Pre-RFC: input! macro


Python has really convenient functions for interacting with the user over the command line. The print() function for printing to stdout with a newline by default, and the input() function to get a line from stdin with an optional prompt to the user.

While Rust has convenient equivalents to Python’s print() function, print! and println!, there is no such equivalent to input(). I think there should be. It would make interacting with the user so much easier, which is important for demonstrating the power and ease of use of a language to beginners.

Currently, getting a line from stdin is quite clunky, and does not include the ability to prompt the user:

fn main() {
    print!("Input your age: ");
    let input = std::io::stdio::stdin().read_line().unwrap();

Getting multiple inputs is even clunkier, because the recommended practice is retaining the buffered handle so there’s no extra allocation:

fn main() {
    let mut stdin = std::io::stdio::stdin();

    print!("Input your name: ");
    let name = stdin.read_line().unwrap();

    print!("Input your age: ");
    let age = stdin.read_line.unwrap();

This requires knowledge of how Writers work, knowledge of mutability, awareness of how modules work and of std::io::stdio::stdin(). This delays the use of user input in beginner examples until all of the above is covered, or else we run the risk of confusing and discouraging the fledgling Rustacean. It’s also very noisy in general.

An input macro would make this so much simpler:

fn main() {
    let name = input!("Input your name: ");
    let age = input!("Input your age: ");

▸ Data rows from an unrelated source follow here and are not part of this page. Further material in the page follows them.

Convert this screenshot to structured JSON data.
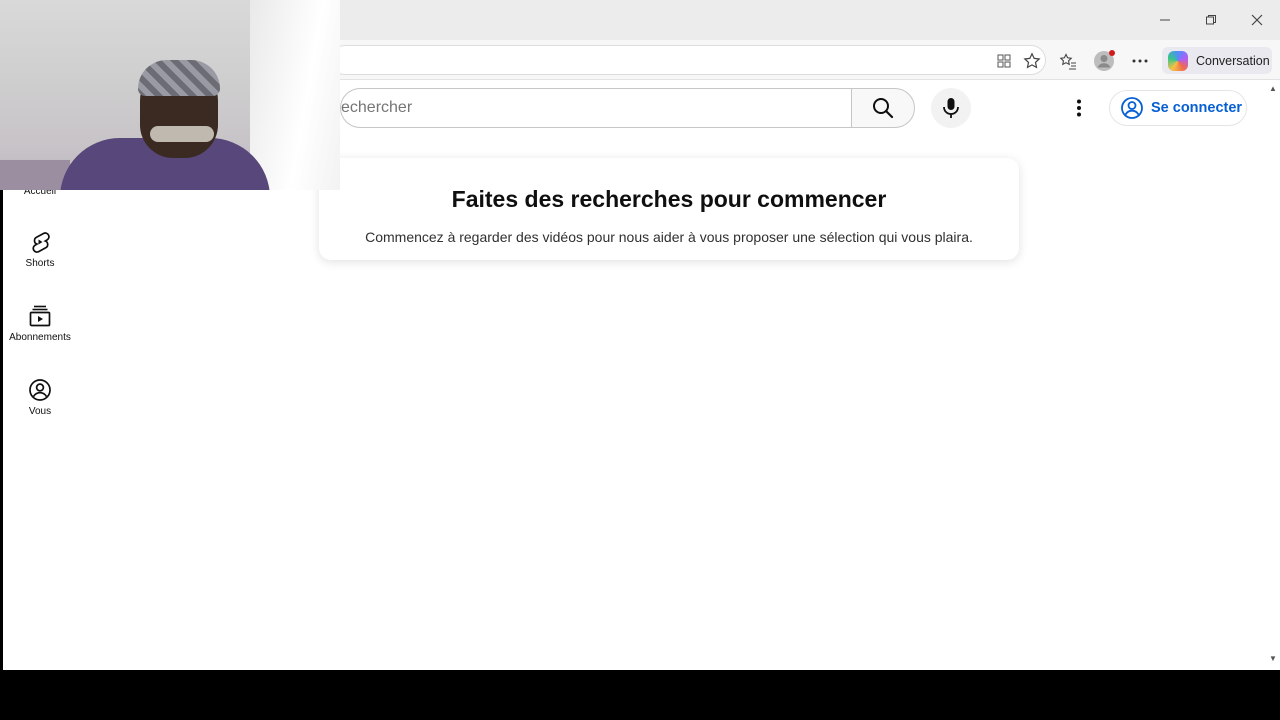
{
  "browser": {
    "copilot_label": "Conversation",
    "window_controls": [
      "minimize-icon",
      "restore-icon",
      "close-icon"
    ],
    "toolbar_icons": [
      "extensions-icon",
      "favorite-star-icon",
      "favorites-list-icon",
      "profile-icon",
      "more-icon"
    ]
  },
  "header": {
    "search_placeholder": "echercher",
    "signin_label": "Se connecter",
    "accent_color": "#065fd4"
  },
  "sidebar": {
    "items": [
      {
        "label": "Accueil",
        "icon": "home-icon"
      },
      {
        "label": "Shorts",
        "icon": "shorts-icon"
      },
      {
        "label": "Abonnements",
        "icon": "subscriptions-icon"
      },
      {
        "label": "Vous",
        "icon": "account-icon"
      }
    ]
  },
  "main": {
    "prompt_title": "Faites des recherches pour commencer",
    "prompt_subtitle": "Commencez à regarder des vidéos pour nous aider à vous proposer une sélection qui vous plaira."
  }
}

The last block of code is the most clear and concise, and can be taught right alongside usage of print! and println!, making beginning code examples much more interactive. It should take formatting arguments for printing the prompt just like its output counterparts. Called with no arguments, it should print nothing and wait for a line.

This macro can fail internally on unwrap, but print! and println! also fail internally if there was an error printing to stdout, so it’s not really a new issue.

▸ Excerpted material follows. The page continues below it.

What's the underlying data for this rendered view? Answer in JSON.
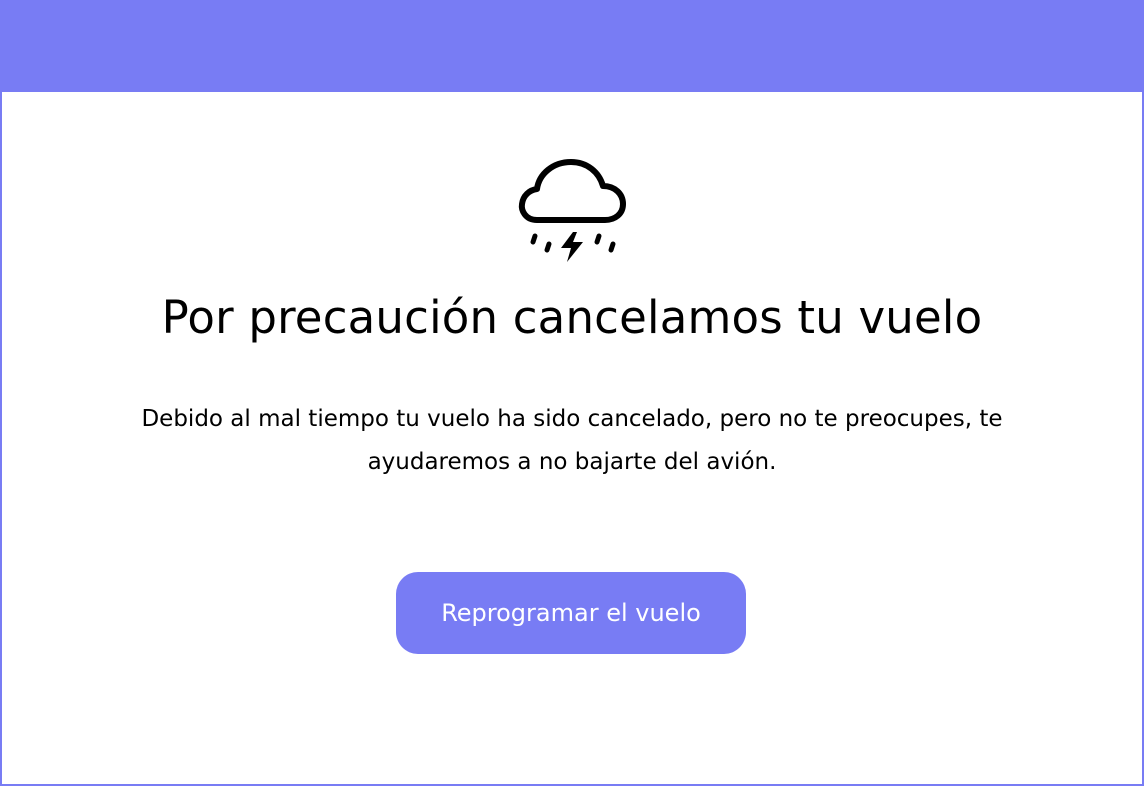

This shouldn’t be a breaking change, except for code that uses a third-party input! macro, which would likely be redundant with this change anyways.

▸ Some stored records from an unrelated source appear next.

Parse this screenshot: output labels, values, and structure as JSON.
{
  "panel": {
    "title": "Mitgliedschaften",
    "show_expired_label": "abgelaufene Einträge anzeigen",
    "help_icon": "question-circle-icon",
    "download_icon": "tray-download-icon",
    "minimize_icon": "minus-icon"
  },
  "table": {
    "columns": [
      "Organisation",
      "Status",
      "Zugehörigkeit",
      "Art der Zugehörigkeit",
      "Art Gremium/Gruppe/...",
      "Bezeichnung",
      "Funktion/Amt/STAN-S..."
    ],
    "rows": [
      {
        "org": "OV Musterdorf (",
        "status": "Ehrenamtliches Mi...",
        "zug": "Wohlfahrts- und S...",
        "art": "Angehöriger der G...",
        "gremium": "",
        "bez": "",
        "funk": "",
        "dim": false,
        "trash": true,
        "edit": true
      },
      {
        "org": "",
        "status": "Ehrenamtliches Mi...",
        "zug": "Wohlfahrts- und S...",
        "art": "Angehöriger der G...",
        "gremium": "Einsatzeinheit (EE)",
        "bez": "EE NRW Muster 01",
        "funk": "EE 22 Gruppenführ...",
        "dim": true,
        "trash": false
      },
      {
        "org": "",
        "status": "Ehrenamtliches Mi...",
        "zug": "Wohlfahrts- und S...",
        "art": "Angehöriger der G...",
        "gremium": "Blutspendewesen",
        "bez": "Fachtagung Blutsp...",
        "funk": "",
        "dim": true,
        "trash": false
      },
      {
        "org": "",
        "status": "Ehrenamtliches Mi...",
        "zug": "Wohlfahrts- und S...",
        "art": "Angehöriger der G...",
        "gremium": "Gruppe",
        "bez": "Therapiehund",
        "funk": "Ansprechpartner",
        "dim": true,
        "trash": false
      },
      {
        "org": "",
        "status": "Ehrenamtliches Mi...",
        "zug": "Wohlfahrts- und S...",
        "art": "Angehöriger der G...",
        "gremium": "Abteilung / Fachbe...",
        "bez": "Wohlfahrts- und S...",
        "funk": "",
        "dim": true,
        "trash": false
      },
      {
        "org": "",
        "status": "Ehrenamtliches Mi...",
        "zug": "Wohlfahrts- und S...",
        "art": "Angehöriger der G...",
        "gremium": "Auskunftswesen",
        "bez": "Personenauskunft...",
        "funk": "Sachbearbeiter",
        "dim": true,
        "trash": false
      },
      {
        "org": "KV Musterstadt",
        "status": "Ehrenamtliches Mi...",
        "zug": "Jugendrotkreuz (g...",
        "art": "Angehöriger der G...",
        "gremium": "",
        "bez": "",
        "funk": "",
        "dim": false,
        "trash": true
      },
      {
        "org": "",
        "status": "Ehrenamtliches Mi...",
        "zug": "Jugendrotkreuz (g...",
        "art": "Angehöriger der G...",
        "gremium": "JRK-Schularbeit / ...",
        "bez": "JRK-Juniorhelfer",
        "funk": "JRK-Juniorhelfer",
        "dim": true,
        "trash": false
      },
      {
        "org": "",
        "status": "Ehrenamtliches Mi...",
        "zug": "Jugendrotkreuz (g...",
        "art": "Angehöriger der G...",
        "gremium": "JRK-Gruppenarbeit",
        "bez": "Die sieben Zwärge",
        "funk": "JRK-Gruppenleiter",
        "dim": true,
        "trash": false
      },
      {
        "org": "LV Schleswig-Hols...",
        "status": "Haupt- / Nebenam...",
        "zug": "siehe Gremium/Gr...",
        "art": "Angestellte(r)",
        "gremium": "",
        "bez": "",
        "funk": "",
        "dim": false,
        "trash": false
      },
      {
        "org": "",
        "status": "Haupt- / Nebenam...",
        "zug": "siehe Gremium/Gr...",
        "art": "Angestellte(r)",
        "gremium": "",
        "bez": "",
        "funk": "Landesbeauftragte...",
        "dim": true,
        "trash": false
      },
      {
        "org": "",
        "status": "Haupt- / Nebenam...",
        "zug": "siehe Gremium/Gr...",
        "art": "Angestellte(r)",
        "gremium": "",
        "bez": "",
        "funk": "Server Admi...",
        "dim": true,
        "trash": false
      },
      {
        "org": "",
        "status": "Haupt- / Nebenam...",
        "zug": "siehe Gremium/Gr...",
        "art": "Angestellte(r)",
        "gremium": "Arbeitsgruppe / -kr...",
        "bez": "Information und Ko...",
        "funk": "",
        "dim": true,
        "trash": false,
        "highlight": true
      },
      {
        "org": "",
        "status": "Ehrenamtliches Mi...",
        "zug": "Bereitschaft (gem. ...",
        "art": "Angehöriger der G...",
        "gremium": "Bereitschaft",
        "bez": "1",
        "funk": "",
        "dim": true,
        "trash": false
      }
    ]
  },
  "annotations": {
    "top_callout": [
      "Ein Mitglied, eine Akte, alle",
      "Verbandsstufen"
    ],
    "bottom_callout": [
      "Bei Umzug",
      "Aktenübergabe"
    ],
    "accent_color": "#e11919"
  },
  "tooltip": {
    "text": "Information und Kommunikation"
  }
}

  • Improve interactiveness in beginner examples
  • Reduce noise and boilerplate in code that interacts bidirectionally (input and output) with the user


  • Another macro to implement, maintain, and teach
  • Still requires type conversion for any input other than String.
    • Type conversion should be taught early anyways.


  • Do nothing
    • All existing problems with the current approach remain, but no additional effort required.
  • A non-allocating input_line() function exported in prelude that returns String.
    • Still requires separate prompting


Why does this need to be a macro? println! needs to be a macro because it takes a variable number of arguments and does typechecking based on the contents of a string literal. What’s input doing that a function can’t? And how does it resolve the handle-efficiency issue?


I just added that the macro should take formatting arguments for printing the prompt. For example:

let default = 5u;

let input = input!("Enter the number of apples to buy ({}): ", default);

let count = from_str::<uint>(input[]).unwrap_or(default);

That’s not a very good example but I’m sure the functionality would see quite a bit of use.

print! uses a private task-local handle to stdout so it doesn’t have to allocate on every invocation:

input! could do the same thing with stdin, and use with_task_stdout to print the prompt.


I had an RFC for something similar a while back - The conclusion was that we should implement something and get some experience before adding it to the libraries. I.e., the implementation should precede the RFC. I think the same thing holds for input!.

I did actually start an implementation, but it was hard work refactoring format! and I ran out of time. I should pick this up again at some point…


I think your RFC extended a bit too far. That’s probably why they wanted to see it in a library first. This is one macro for a specific, but common use that fits into the existing API.